### [TASK INSTRUCTIONS]
Wherever "Menü" turns up in the entries, copy out the line that holds it.
^^^^
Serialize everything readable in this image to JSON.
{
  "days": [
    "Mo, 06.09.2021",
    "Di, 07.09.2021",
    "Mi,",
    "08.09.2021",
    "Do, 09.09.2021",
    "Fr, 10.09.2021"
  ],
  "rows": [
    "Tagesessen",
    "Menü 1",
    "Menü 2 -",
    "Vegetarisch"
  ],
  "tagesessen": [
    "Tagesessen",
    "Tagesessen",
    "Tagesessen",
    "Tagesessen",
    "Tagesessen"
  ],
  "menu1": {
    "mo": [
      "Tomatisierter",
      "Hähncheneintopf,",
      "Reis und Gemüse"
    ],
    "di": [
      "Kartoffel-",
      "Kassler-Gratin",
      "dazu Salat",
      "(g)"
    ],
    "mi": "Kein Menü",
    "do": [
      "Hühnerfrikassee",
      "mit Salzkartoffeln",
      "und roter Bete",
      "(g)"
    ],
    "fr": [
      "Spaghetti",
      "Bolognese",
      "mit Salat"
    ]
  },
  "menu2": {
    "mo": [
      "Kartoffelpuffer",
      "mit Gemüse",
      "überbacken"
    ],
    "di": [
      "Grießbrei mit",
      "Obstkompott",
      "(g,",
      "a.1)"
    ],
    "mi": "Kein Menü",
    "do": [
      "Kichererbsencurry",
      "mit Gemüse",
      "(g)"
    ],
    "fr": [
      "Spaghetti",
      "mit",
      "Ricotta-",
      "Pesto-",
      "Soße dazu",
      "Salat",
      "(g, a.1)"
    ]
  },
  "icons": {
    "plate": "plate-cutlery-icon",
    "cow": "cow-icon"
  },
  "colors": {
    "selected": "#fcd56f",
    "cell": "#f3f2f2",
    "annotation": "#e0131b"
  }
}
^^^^
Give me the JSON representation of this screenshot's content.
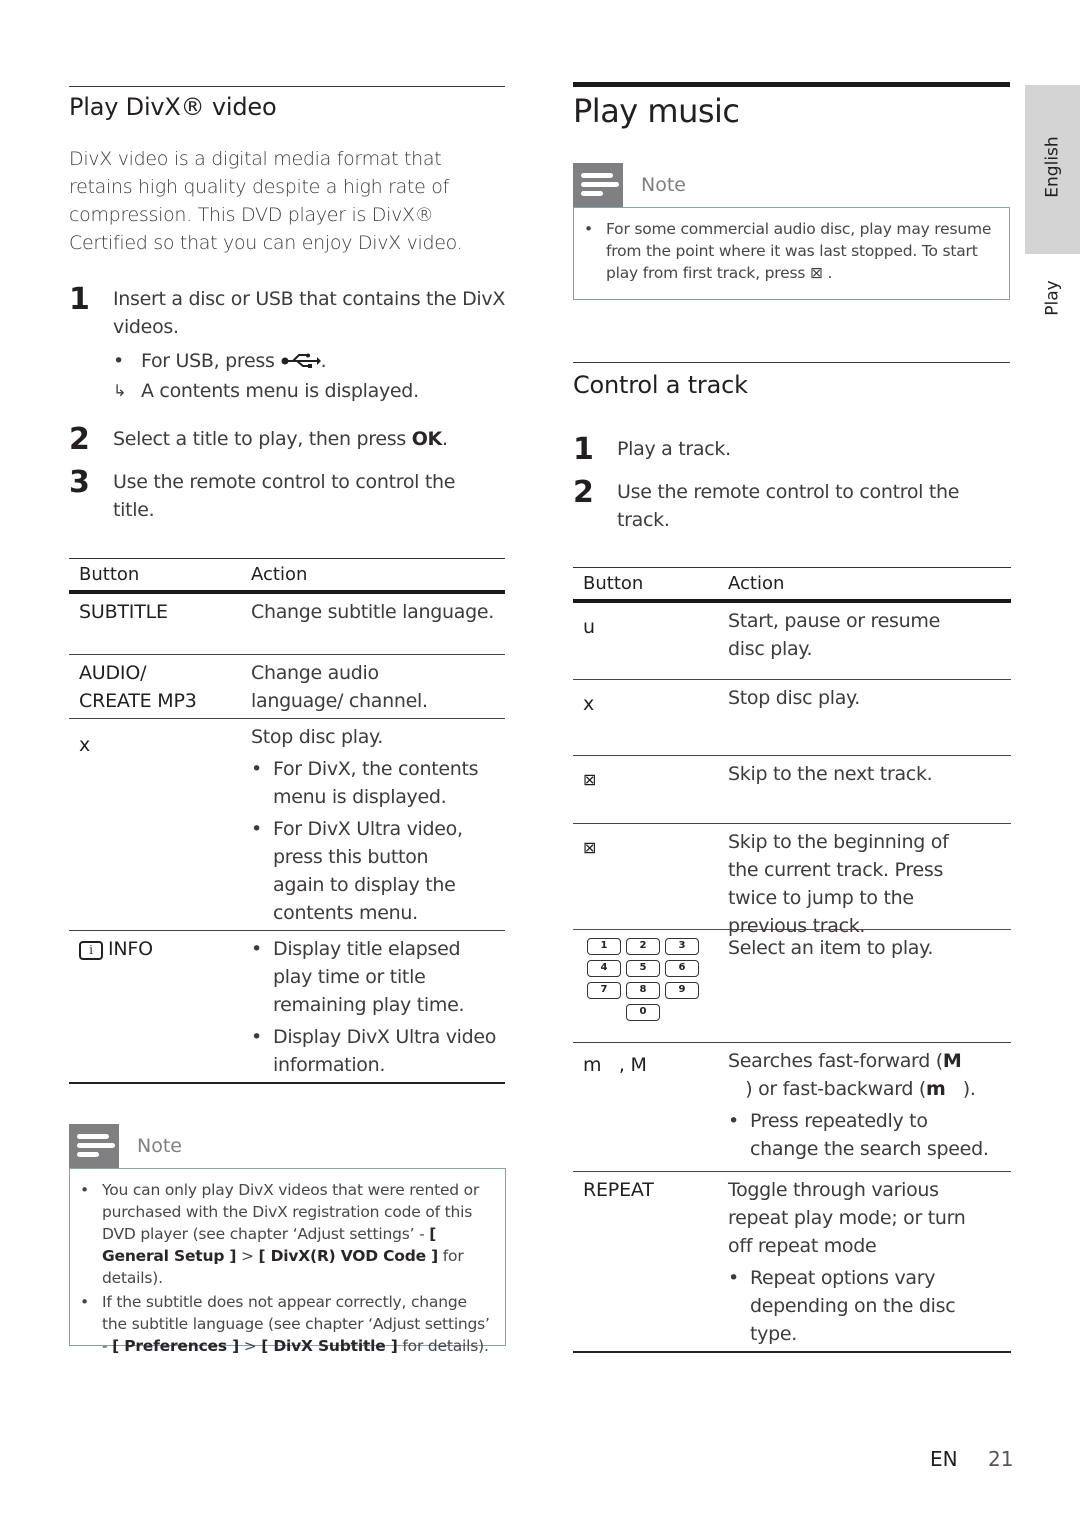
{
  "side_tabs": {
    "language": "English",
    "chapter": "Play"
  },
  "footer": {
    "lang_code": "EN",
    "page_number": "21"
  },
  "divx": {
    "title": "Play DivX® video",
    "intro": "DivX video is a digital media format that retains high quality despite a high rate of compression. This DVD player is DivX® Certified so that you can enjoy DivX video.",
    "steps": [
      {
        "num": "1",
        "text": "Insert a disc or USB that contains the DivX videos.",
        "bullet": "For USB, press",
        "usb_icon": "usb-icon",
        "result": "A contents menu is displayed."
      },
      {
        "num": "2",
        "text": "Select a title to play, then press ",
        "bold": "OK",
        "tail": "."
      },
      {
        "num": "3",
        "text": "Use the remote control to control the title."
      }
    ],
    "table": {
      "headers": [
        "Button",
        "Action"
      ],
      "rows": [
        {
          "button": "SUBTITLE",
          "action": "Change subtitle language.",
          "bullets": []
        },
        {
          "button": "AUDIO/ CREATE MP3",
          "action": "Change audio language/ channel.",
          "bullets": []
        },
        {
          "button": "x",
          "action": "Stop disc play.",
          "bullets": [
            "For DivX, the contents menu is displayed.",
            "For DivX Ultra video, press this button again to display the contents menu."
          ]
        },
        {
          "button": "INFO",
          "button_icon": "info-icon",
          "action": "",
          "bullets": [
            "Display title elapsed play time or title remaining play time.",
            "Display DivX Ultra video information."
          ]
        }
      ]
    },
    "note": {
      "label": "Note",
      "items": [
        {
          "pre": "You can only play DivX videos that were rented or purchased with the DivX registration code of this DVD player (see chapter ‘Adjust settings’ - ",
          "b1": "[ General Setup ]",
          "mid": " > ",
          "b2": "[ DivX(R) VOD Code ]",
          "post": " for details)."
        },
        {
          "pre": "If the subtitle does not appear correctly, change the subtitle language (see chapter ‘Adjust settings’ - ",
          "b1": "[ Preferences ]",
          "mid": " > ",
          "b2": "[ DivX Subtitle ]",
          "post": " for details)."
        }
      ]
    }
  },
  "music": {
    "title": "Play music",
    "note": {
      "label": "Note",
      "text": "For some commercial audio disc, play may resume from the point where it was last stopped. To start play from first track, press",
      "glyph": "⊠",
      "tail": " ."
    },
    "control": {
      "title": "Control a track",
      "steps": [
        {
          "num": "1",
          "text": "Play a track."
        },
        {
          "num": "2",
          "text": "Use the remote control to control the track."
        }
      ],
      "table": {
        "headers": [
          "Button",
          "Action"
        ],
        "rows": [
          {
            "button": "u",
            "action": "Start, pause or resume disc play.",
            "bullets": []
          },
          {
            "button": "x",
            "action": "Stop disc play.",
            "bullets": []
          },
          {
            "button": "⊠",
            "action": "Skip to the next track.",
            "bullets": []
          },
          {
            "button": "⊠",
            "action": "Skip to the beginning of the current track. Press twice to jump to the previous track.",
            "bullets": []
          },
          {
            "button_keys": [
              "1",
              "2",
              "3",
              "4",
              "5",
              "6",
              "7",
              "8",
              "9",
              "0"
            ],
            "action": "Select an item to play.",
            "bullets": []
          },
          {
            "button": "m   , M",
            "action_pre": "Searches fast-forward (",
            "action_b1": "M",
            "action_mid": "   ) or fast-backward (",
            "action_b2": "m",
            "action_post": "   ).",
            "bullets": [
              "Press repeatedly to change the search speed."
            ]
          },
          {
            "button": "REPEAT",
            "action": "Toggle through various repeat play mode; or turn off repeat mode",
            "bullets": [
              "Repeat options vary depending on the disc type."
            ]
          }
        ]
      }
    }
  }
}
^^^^
### [SOLUTION FOR THIS TASK]
    "Menü 1",
    "Menü 2 -",
    "mi": "Kein Menü",
    "mi": "Kein Menü",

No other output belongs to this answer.